Provided information:
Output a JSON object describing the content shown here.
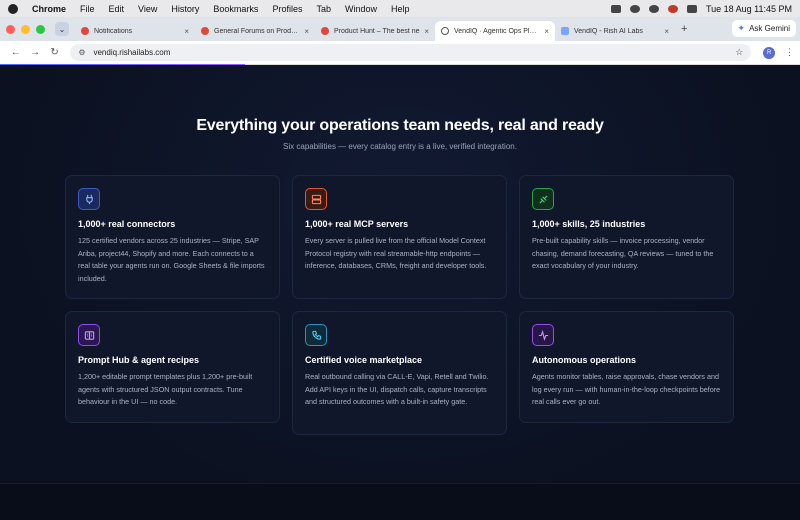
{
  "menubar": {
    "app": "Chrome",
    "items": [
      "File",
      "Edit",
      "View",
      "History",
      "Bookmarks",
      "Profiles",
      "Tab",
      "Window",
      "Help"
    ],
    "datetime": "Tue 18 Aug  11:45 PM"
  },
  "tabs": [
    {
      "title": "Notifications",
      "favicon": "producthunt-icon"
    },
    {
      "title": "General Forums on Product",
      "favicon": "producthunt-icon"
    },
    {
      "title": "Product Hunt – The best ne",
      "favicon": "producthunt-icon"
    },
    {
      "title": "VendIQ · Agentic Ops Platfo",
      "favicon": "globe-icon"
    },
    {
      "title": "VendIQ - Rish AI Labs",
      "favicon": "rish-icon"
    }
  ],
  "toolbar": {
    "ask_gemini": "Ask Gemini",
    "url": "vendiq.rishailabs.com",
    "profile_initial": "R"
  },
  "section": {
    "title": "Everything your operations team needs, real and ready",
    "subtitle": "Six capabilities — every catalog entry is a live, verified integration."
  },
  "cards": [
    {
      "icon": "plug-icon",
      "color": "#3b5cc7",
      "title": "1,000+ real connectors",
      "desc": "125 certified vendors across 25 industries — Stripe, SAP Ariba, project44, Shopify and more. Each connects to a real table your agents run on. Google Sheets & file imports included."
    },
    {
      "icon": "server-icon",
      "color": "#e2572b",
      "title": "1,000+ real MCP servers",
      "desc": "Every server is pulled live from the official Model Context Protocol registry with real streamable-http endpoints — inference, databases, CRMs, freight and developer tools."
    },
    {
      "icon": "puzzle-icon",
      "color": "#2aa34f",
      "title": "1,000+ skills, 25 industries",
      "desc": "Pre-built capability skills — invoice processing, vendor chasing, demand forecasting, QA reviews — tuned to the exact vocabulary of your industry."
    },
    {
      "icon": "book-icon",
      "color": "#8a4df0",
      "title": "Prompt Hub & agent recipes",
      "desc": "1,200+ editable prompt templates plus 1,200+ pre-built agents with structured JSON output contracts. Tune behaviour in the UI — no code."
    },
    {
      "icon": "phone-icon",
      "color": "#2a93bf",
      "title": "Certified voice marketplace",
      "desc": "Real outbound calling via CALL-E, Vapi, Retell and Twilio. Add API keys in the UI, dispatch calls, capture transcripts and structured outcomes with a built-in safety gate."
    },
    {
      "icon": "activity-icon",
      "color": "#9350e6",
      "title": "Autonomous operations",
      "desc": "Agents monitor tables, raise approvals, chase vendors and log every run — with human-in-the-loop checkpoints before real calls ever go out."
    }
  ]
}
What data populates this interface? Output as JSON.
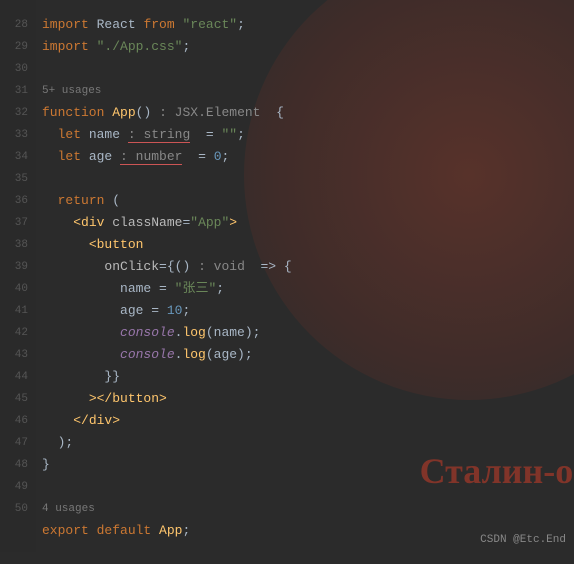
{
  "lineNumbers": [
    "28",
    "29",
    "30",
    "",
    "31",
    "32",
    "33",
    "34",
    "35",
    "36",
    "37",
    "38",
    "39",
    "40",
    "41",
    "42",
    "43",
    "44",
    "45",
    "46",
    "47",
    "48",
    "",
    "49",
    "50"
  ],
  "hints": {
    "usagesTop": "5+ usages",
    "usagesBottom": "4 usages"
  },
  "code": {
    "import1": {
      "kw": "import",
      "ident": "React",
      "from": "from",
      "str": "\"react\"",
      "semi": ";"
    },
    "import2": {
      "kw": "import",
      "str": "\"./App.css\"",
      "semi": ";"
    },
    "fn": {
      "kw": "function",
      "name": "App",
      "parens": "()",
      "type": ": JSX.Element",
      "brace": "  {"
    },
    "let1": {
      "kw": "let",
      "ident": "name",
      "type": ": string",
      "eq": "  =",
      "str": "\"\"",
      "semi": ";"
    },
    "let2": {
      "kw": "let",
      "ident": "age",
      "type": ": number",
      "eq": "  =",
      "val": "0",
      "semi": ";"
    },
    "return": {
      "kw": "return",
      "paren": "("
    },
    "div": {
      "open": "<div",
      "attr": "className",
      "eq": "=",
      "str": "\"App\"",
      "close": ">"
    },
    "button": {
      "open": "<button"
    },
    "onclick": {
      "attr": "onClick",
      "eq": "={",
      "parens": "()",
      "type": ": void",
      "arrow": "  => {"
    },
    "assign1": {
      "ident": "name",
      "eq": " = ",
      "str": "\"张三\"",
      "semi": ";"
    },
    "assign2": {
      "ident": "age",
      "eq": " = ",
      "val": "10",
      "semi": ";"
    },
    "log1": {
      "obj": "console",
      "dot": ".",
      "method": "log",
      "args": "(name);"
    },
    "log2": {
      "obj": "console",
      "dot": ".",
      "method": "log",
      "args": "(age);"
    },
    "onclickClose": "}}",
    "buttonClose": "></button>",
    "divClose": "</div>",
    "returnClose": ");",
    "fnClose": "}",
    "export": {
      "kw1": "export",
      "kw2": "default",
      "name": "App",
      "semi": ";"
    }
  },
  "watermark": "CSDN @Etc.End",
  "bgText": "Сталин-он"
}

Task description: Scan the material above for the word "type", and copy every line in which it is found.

Result of the exercise:
      "type": ": JSX.Element",
      "type": ": string",
      "type": ": number",
      "type": ": void",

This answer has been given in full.